(Data about app and page elements)
=======

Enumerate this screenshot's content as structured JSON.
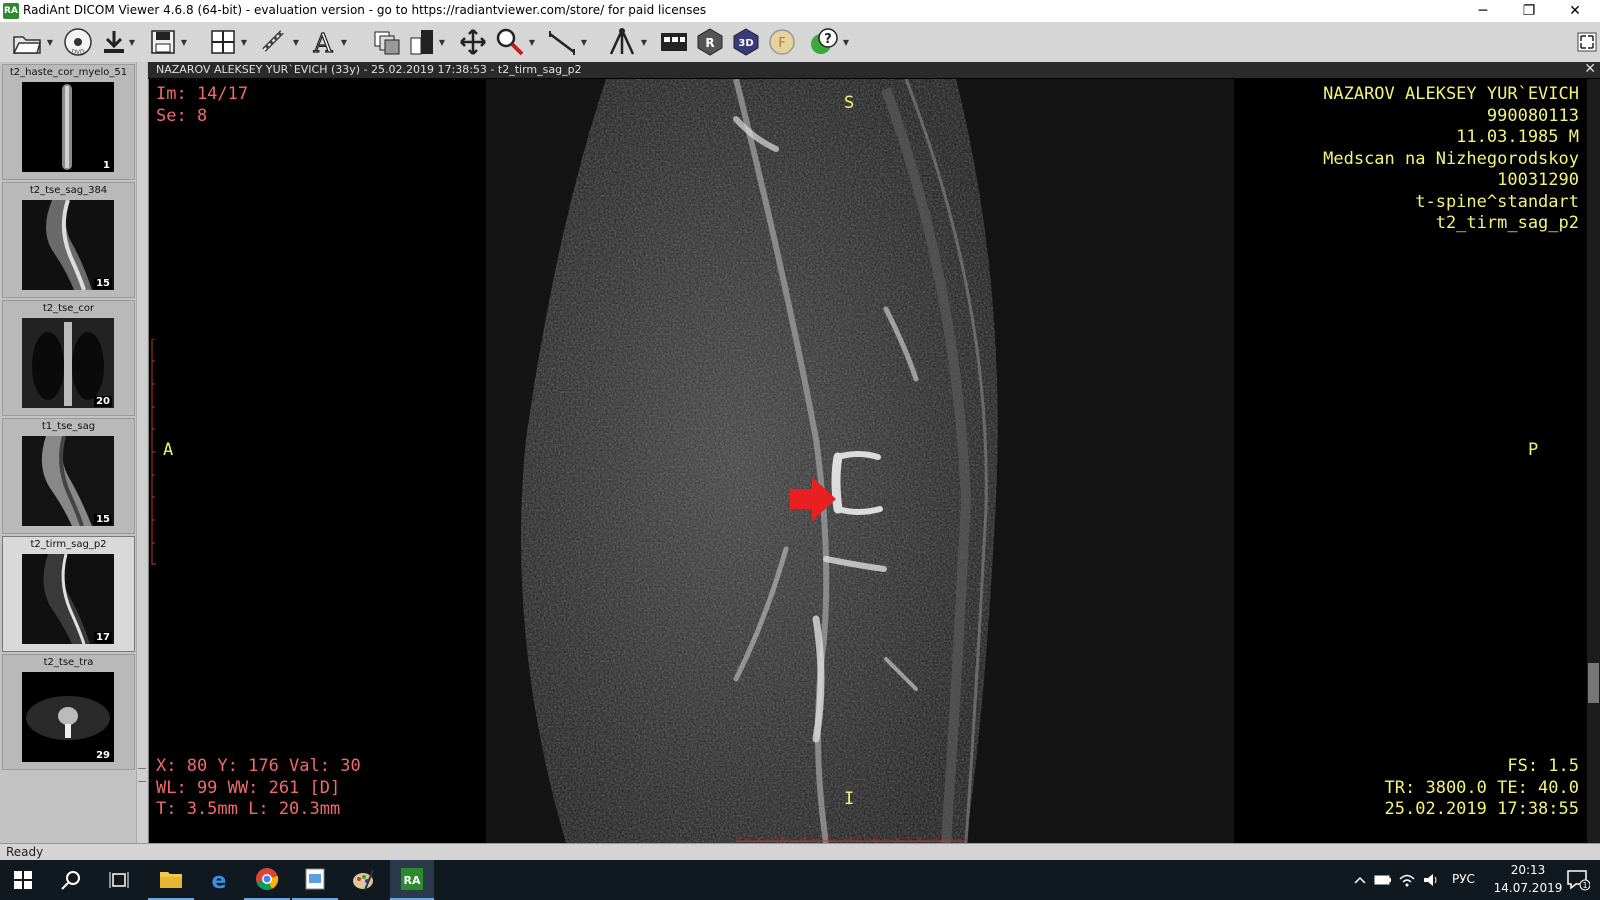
{
  "window": {
    "title": "RadiAnt DICOM Viewer 4.6.8 (64-bit) - evaluation version - go to https://radiantviewer.com/store/ for paid licenses",
    "logo_text": "RA",
    "minimize": "─",
    "restore": "❐",
    "close": "✕"
  },
  "toolbar": {
    "icons": [
      "open-folder-icon",
      "dvd-icon",
      "download-icon",
      "save-icon",
      "layout-grid-icon",
      "link-icon",
      "annotation-text-icon",
      "series-stack-icon",
      "window-level-icon",
      "pan-icon",
      "zoom-icon",
      "ruler-icon",
      "mpr-axes-icon",
      "cine-icon",
      "mpr-icon",
      "3d-icon",
      "fusion-icon",
      "help-icon"
    ],
    "label_3d": "3D",
    "label_mr": "R",
    "label_f": "F"
  },
  "series": [
    {
      "title": "t2_haste_cor_myelo_51",
      "count": "1"
    },
    {
      "title": "t2_tse_sag_384",
      "count": "15"
    },
    {
      "title": "t2_tse_cor",
      "count": "20"
    },
    {
      "title": "t1_tse_sag",
      "count": "15"
    },
    {
      "title": "t2_tirm_sag_p2",
      "count": "17"
    },
    {
      "title": "t2_tse_tra",
      "count": "29"
    }
  ],
  "viewer": {
    "header": "NAZAROV ALEKSEY YUR`EVICH (33y) - 25.02.2019 17:38:53 - t2_tirm_sag_p2",
    "close": "✕",
    "top_left": {
      "image": "Im: 14/17",
      "series": "Se: 8"
    },
    "top_right": {
      "patient_name": "NAZAROV ALEKSEY YUR`EVICH",
      "patient_id": "990080113",
      "birth": "11.03.1985 M",
      "institution": "Medscan na Nizhegorodskoy",
      "accession": "10031290",
      "study": "t-spine^standart",
      "series": "t2_tirm_sag_p2"
    },
    "bottom_left": {
      "cursor": "X: 80 Y: 176 Val: 30",
      "window": "WL: 99 WW: 261 [D]",
      "thickness": "T: 3.5mm L: 20.3mm"
    },
    "bottom_right": {
      "fs": "FS: 1.5",
      "tr_te": "TR: 3800.0 TE: 40.0",
      "datetime": "25.02.2019 17:38:55"
    },
    "orientation": {
      "top": "S",
      "bottom": "I",
      "left": "A",
      "right": "P"
    }
  },
  "status": {
    "text": "Ready"
  },
  "taskbar": {
    "apps": [
      "windows-start-icon",
      "search-icon",
      "task-view-icon",
      "file-explorer-icon",
      "edge-icon",
      "chrome-icon",
      "image-viewer-icon",
      "paint-icon",
      "radiant-icon"
    ],
    "radiant_label": "RA",
    "lang": "РУС",
    "time": "20:13",
    "date": "14.07.2019",
    "notif_count": "1"
  },
  "colors": {
    "overlay_left": "#f06a6a",
    "overlay_right": "#f3f37a",
    "arrow": "#e82020"
  }
}
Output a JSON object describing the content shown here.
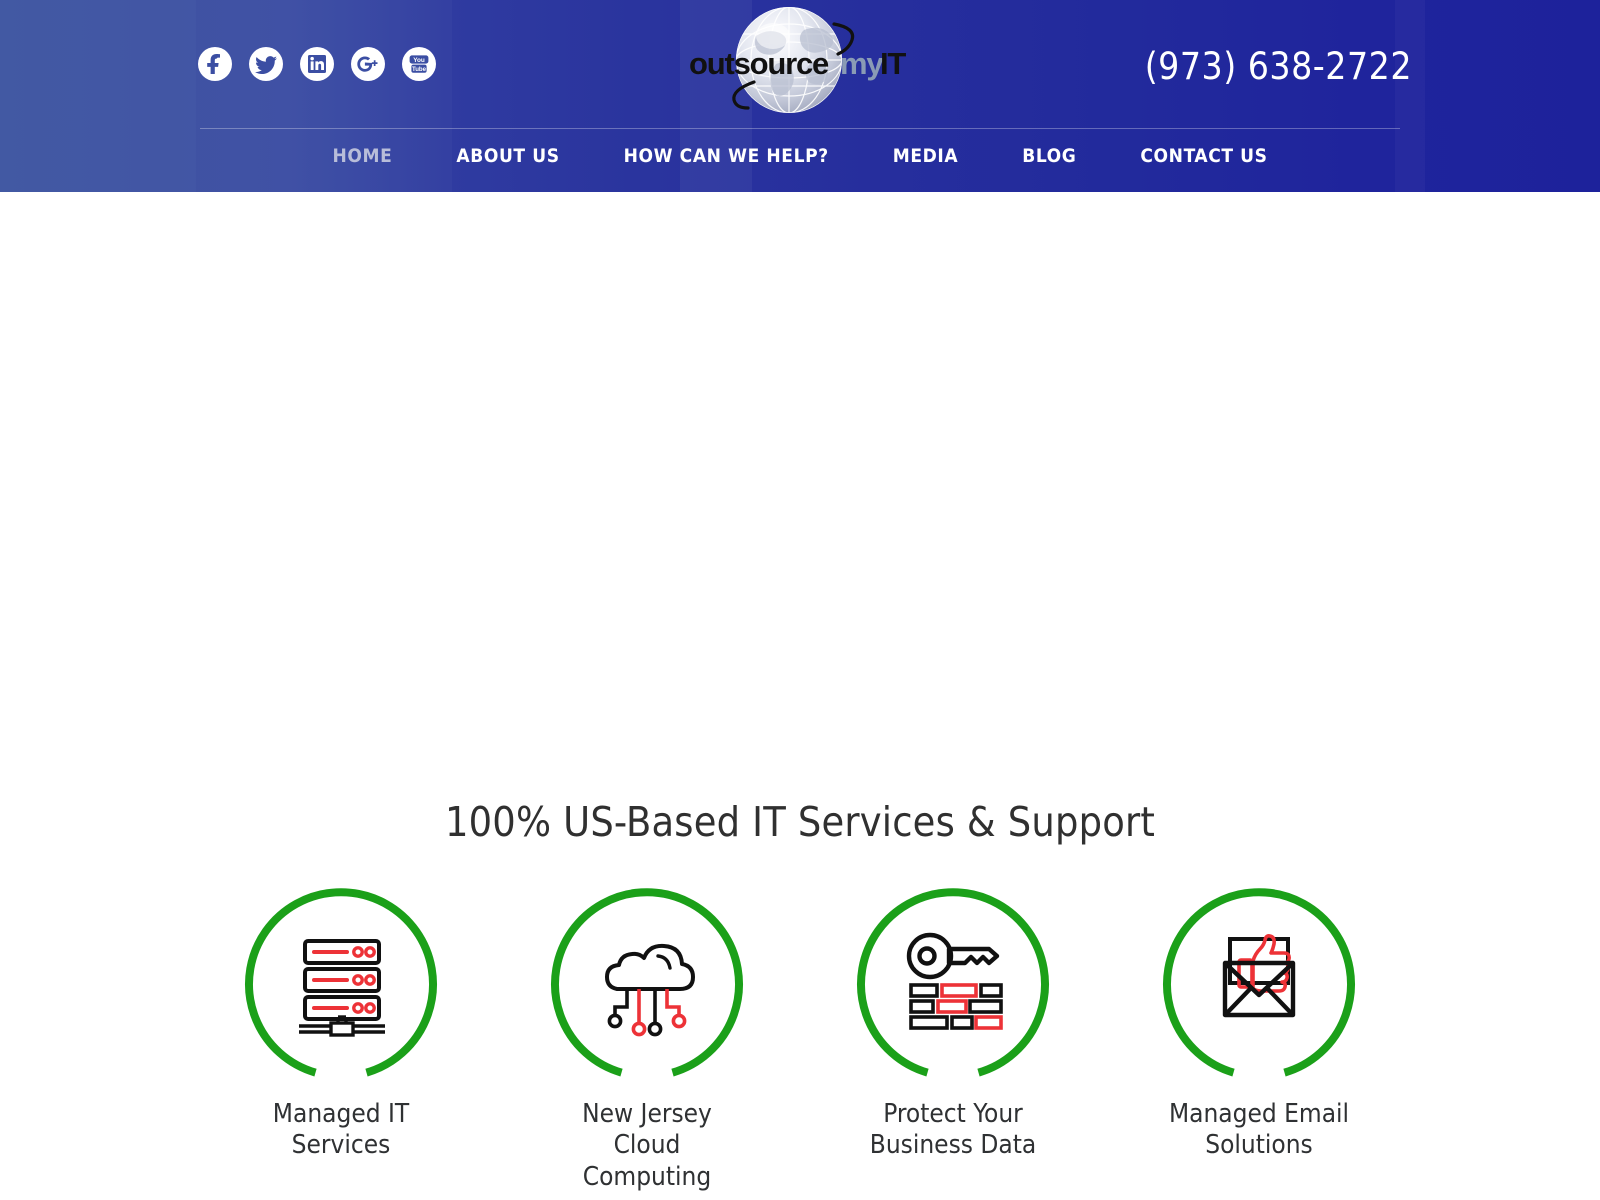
{
  "header": {
    "phone": "(973) 638-2722",
    "logo": {
      "word1": "outsource",
      "word2": "my",
      "word3": "IT",
      "word1_color": "#111111",
      "word2_color": "#8a9bb5",
      "word3_color": "#111111"
    },
    "social": [
      {
        "name": "facebook-icon",
        "label": "Facebook"
      },
      {
        "name": "twitter-icon",
        "label": "Twitter"
      },
      {
        "name": "linkedin-icon",
        "label": "LinkedIn"
      },
      {
        "name": "googleplus-icon",
        "label": "Google Plus"
      },
      {
        "name": "youtube-icon",
        "label": "YouTube"
      }
    ],
    "nav": [
      {
        "label": "HOME",
        "active": true
      },
      {
        "label": "ABOUT US",
        "active": false
      },
      {
        "label": "HOW CAN WE HELP?",
        "active": false
      },
      {
        "label": "MEDIA",
        "active": false
      },
      {
        "label": "BLOG",
        "active": false
      },
      {
        "label": "CONTACT US",
        "active": false
      }
    ],
    "gradient_start": "#3a529f",
    "gradient_end": "#1d229b"
  },
  "services": {
    "heading": "100% US-Based IT Services & Support",
    "ring_color": "#1ba019",
    "accent_color": "#ed3237",
    "items": [
      {
        "icon": "server-rack-icon",
        "label": "Managed IT\nServices"
      },
      {
        "icon": "cloud-network-icon",
        "label": "New Jersey\nCloud Computing"
      },
      {
        "icon": "key-data-icon",
        "label": "Protect Your\nBusiness Data"
      },
      {
        "icon": "envelope-thumbsup-icon",
        "label": "Managed Email\nSolutions"
      }
    ]
  }
}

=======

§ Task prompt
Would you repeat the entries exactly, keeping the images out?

§ Task answer
Enumerate this screenshot's content as structured JSON.
{
  "window": {
    "title": "RadiAnt DICOM Viewer 4.6.8 (64-bit) - evaluation version - go to https://radiantviewer.com/store/ for paid licenses",
    "logo_text": "RA",
    "minimize": "─",
    "restore": "❐",
    "close": "✕"
  },
  "toolbar": {
    "icons": [
      "open-folder-icon",
      "dvd-icon",
      "download-icon",
      "save-icon",
      "layout-grid-icon",
      "link-icon",
      "annotation-text-icon",
      "series-stack-icon",
      "window-level-icon",
      "pan-icon",
      "zoom-icon",
      "ruler-icon",
      "mpr-axes-icon",
      "cine-icon",
      "mpr-icon",
      "3d-icon",
      "fusion-icon",
      "help-icon"
    ],
    "label_3d": "3D",
    "label_mr": "R",
    "label_f": "F"
  },
  "series": [
    {
      "title": "t2_haste_cor_myelo_51",
      "count": "1"
    },
    {
      "title": "t2_tse_sag_384",
      "count": "15"
    },
    {
      "title": "t2_tse_cor",
      "count": "20"
    },
    {
      "title": "t1_tse_sag",
      "count": "15"
    },
    {
      "title": "t2_tirm_sag_p2",
      "count": "17"
    },
    {
      "title": "t2_tse_tra",
      "count": "29"
    }
  ],
  "viewer": {
    "header": "NAZAROV ALEKSEY YUR`EVICH (33y) - 25.02.2019 17:38:53 - t2_tirm_sag_p2",
    "close": "✕",
    "top_left": {
      "image": "Im: 14/17",
      "series": "Se: 8"
    },
    "top_right": {
      "patient_name": "NAZAROV ALEKSEY YUR`EVICH",
      "patient_id": "990080113",
      "birth": "11.03.1985 M",
      "institution": "Medscan na Nizhegorodskoy",
      "accession": "10031290",
      "study": "t-spine^standart",
      "series": "t2_tirm_sag_p2"
    },
    "bottom_left": {
      "cursor": "X: 80 Y: 176 Val: 30",
      "window": "WL: 99 WW: 261 [D]",
      "thickness": "T: 3.5mm L: 20.3mm"
    },
    "bottom_right": {
      "fs": "FS: 1.5",
      "tr_te": "TR: 3800.0 TE: 40.0",
      "datetime": "25.02.2019 17:38:55"
    },
    "orientation": {
      "top": "S",
      "bottom": "I",
      "left": "A",
      "right": "P"
    }
  },
  "status": {
    "text": "Ready"
  },
  "taskbar": {
    "apps": [
      "windows-start-icon",
      "search-icon",
      "task-view-icon",
      "file-explorer-icon",
      "edge-icon",
      "chrome-icon",
      "image-viewer-icon",
      "paint-icon",
      "radiant-icon"
    ],
    "radiant_label": "RA",
    "lang": "РУС",
    "time": "20:13",
    "date": "14.07.2019",
    "notif_count": "1"
  },
  "colors": {
    "overlay_left": "#f06a6a",
    "overlay_right": "#f3f37a",
    "arrow": "#e82020"
  }
}
Output a JSON object describing the content shown here.
{
  "header": {
    "phone": "(973) 638-2722",
    "logo": {
      "word1": "outsource",
      "word2": "my",
      "word3": "IT",
      "word1_color": "#111111",
      "word2_color": "#8a9bb5",
      "word3_color": "#111111"
    },
    "social": [
      {
        "name": "facebook-icon",
        "label": "Facebook"
      },
      {
        "name": "twitter-icon",
        "label": "Twitter"
      },
      {
        "name": "linkedin-icon",
        "label": "LinkedIn"
      },
      {
        "name": "googleplus-icon",
        "label": "Google Plus"
      },
      {
        "name": "youtube-icon",
        "label": "YouTube"
      }
    ],
    "nav": [
      {
        "label": "HOME",
        "active": true
      },
      {
        "label": "ABOUT US",
        "active": false
      },
      {
        "label": "HOW CAN WE HELP?",
        "active": false
      },
      {
        "label": "MEDIA",
        "active": false
      },
      {
        "label": "BLOG",
        "active": false
      },
      {
        "label": "CONTACT US",
        "active": false
      }
    ],
    "gradient_start": "#3a529f",
    "gradient_end": "#1d229b"
  },
  "services": {
    "heading": "100% US-Based IT Services & Support",
    "ring_color": "#1ba019",
    "accent_color": "#ed3237",
    "items": [
      {
        "icon": "server-rack-icon",
        "label": "Managed IT\nServices"
      },
      {
        "icon": "cloud-network-icon",
        "label": "New Jersey\nCloud Computing"
      },
      {
        "icon": "key-data-icon",
        "label": "Protect Your\nBusiness Data"
      },
      {
        "icon": "envelope-thumbsup-icon",
        "label": "Managed Email\nSolutions"
      }
    ]
  }
}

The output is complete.